As the United States began extradition proceedings to bring arrested Fifa officials to the US to face trial, investigators said charges announced on Wednesday were just the beginning.
More football — soccer in the US — officials are under scrutiny as are financial institutions that helped them and those arrested move graft money around to their bank accounts.
“This is the beginning of our effort, not the end,” said Kelly T Currie, lead US prosecutor, adding, “We are looking into individuals and entities in a variety of countries.”
Seven officials were arrested in Zurich, from Fifa’s headquarters in a hotel late Tuesday night and early Wednesday morning, by Swiss authorities at US request.
But six of them are opposing extradition to the United States, Associated Press reported quoting Swiss officials who said prosecutors had 40 days to make their case.
Those arrested are Jeffrey Webb of the Cayman Islands, Eugenio Figueredo of Uruguay, Eduardo Li of Costa Rica, Julio Rocha of Nicaragua, Costas Takkas of Britain, Rafael Esquivel of Venezuela and Jose Maria Marin of Brazil.
Most of the alleged corruption took place in “the commercialization of the media and marketing rights” — TV/radio broadcast rights and merchandizing — associated with various tournaments and matches administrated by Fifa, including world cup qualifiers.
The US has also alleged that some payments were also made to influence the selection of the host country for the 2010 world cup, South Africa.
Bribes were also paid in connection with the election for Fifa president in 2011, and the choice of sponsor for the Brazilian team — a major US sportswear company won that deal.
The charged soccer officials include Fifa vice-president Jeffrey Webb, who is in charge of the organisation’s north American operations, including the US, and his predecessor.
Other Fifa officials included those running the sport in Costa Rica, Nicaragua, Trinidad and Tobago, Uruguay, Venezuela and those encourage with Olympics soccer tournaments.
The four indicted executives were heads of two Argentina-based sports marketing companies and one from the US, and one from a broadcasting company who served as an intermediary.
Four people investigated have already pleaded guilty and they include sons of the Trinidad official, an American official and an executive from a Brazilian company.

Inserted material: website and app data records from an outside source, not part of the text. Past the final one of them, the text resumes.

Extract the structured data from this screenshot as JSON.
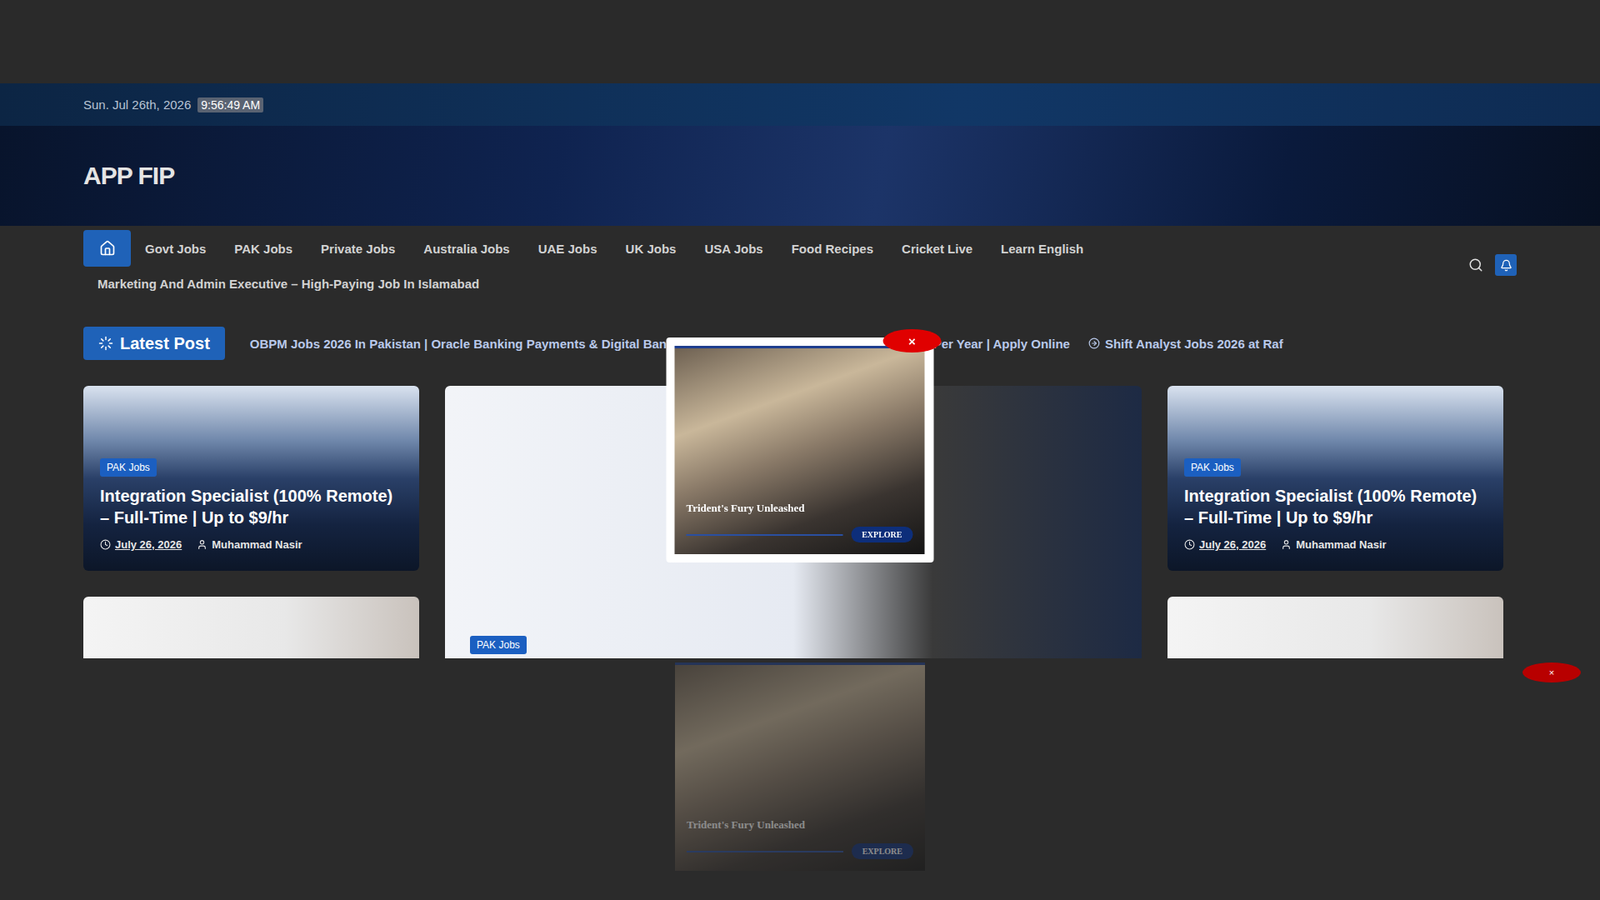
{
  "top_bar": {
    "date": "Sun. Jul 26th, 2026",
    "time": "9:56:49 AM"
  },
  "site": {
    "title": "APP FIP"
  },
  "nav": {
    "home": {
      "selected": true
    },
    "items": [
      {
        "label": "Govt Jobs",
        "selected": false
      },
      {
        "label": "PAK Jobs",
        "selected": false
      },
      {
        "label": "Private Jobs",
        "selected": false
      },
      {
        "label": "Australia Jobs",
        "selected": false
      },
      {
        "label": "UAE Jobs",
        "selected": false
      },
      {
        "label": "UK Jobs",
        "selected": false
      },
      {
        "label": "USA Jobs",
        "selected": false
      },
      {
        "label": "Food Recipes",
        "selected": false
      },
      {
        "label": "Cricket Live",
        "selected": false
      },
      {
        "label": "Learn English",
        "selected": false
      }
    ],
    "sub_items": [
      "Marketing And Admin Executive – High-Paying Job In Islamabad"
    ]
  },
  "latest": {
    "label": "Latest Post",
    "ticker": [
      "OBPM Jobs 2026 In Pakistan | Oracle Banking Payments & Digital Bank",
      "utions Jobs 2026 | Earn $220K-$400K Per Year | Apply Online",
      "Shift Analyst Jobs 2026 at Raf"
    ]
  },
  "cards": [
    {
      "kind": "small",
      "category": "PAK Jobs",
      "title": "Integration Specialist (100% Remote) – Full-Time | Up to $9/hr",
      "date": "July 26, 2026",
      "author": "Muhammad Nasir"
    },
    {
      "kind": "feature",
      "category": "PAK Jobs",
      "title": "",
      "date": "",
      "author": ""
    },
    {
      "kind": "small",
      "category": "PAK Jobs",
      "title": "Integration Specialist (100% Remote) – Full-Time | Up to $9/hr",
      "date": "July 26, 2026",
      "author": "Muhammad Nasir"
    },
    {
      "kind": "image",
      "category": "",
      "title": "",
      "date": "",
      "author": ""
    },
    {
      "kind": "image",
      "category": "",
      "title": "",
      "date": "",
      "author": ""
    }
  ],
  "popup": {
    "title": "Trident's Fury Unleashed",
    "button": "EXPLORE",
    "close": "×"
  },
  "bottom_ad": {
    "title": "Trident's Fury Unleashed",
    "button": "EXPLORE",
    "close": "×"
  }
}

“The indictment alleges corruption that is rampant, systemic, and deep-rooted both abroad and here in the United States,” said Attorney General Loretta Lynch in a statement.
“It spans at least two generations of soccer officials who, as alleged, have abused their positions of trust to acquire millions of dollars in bribes and kickbacks.”
The indictments were unsealed in federal court in Brooklyn, New York early Wednesday morning, as details of the allegations and arrests trickled in form Zurich.
Swiss authorities have said the arrests were made at the request of the United States, whose investigators continue to raid and search related premises and facilities.
Headquarters of CONCACAF, the body that oversees soccer in 41 nations including the United States, were being searched in Florida, the justice department said in a statement.